### Task
Scan the records below and report how many lines contain the word "Todo", giving the number by itself.

### Input data
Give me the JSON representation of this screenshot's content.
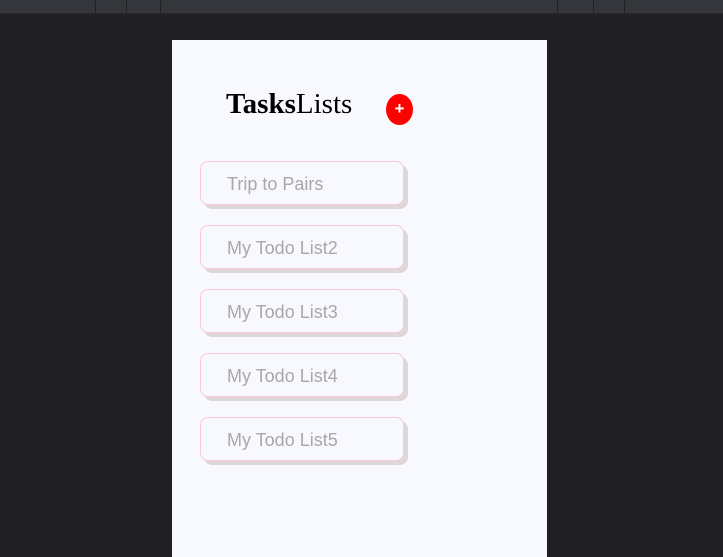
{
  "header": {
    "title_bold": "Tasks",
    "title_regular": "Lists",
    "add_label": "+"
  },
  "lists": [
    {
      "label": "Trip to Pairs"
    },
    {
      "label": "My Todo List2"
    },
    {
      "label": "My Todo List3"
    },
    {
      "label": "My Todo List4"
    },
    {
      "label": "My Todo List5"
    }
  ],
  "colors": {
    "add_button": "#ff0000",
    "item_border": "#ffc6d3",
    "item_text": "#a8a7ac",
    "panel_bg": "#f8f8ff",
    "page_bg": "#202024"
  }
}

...

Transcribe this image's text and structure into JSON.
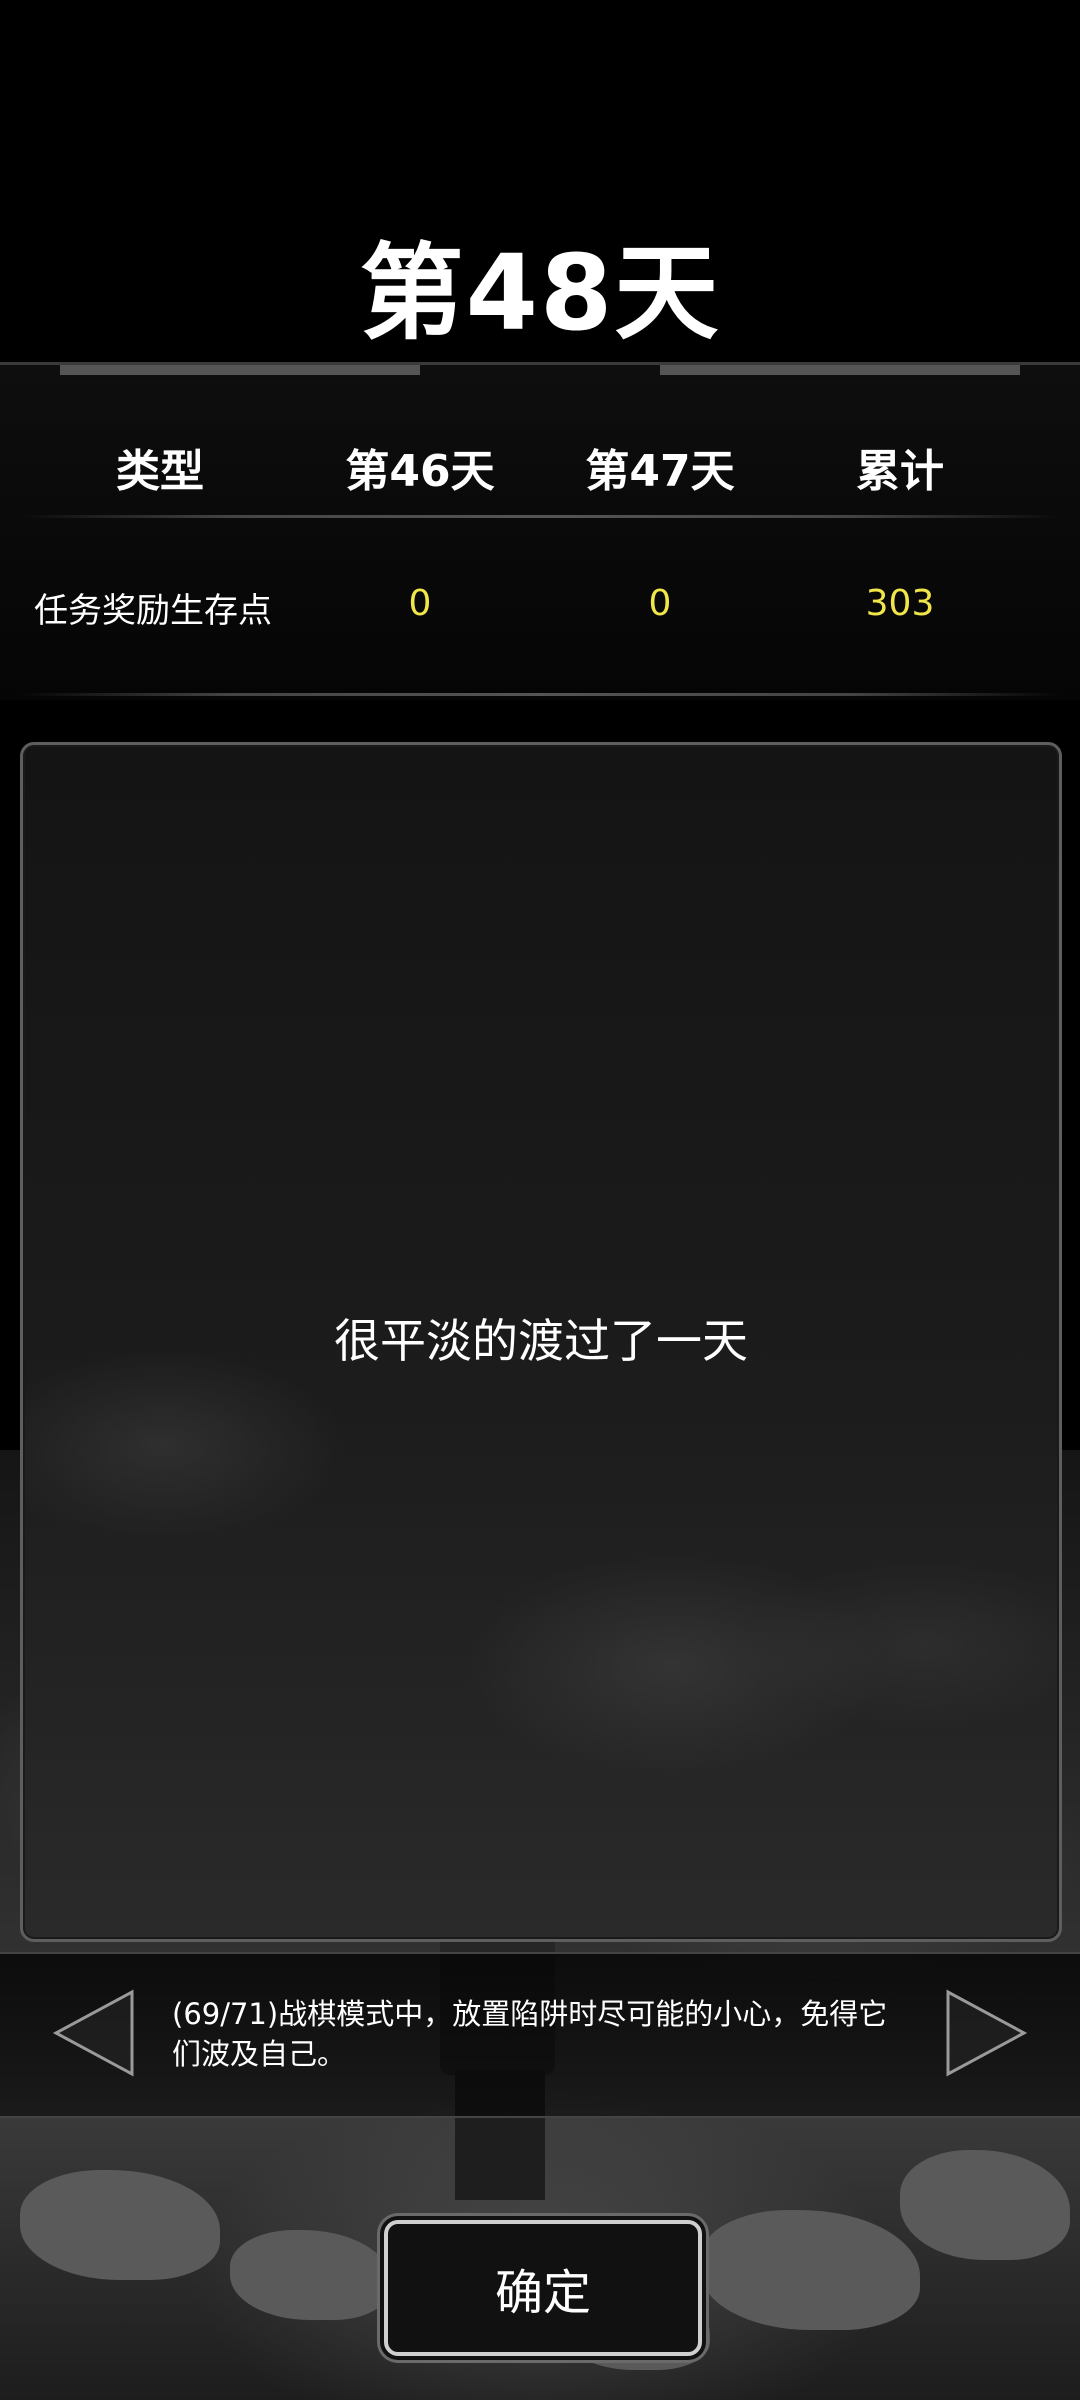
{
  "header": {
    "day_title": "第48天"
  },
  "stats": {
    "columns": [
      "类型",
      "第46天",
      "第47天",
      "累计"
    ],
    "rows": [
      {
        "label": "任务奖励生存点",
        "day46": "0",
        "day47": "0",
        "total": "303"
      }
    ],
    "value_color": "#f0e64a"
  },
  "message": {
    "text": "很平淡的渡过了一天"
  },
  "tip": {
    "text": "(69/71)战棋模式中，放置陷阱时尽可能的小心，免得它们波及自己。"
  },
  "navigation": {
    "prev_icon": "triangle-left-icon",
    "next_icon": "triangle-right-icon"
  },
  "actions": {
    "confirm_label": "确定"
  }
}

### Result of the task
4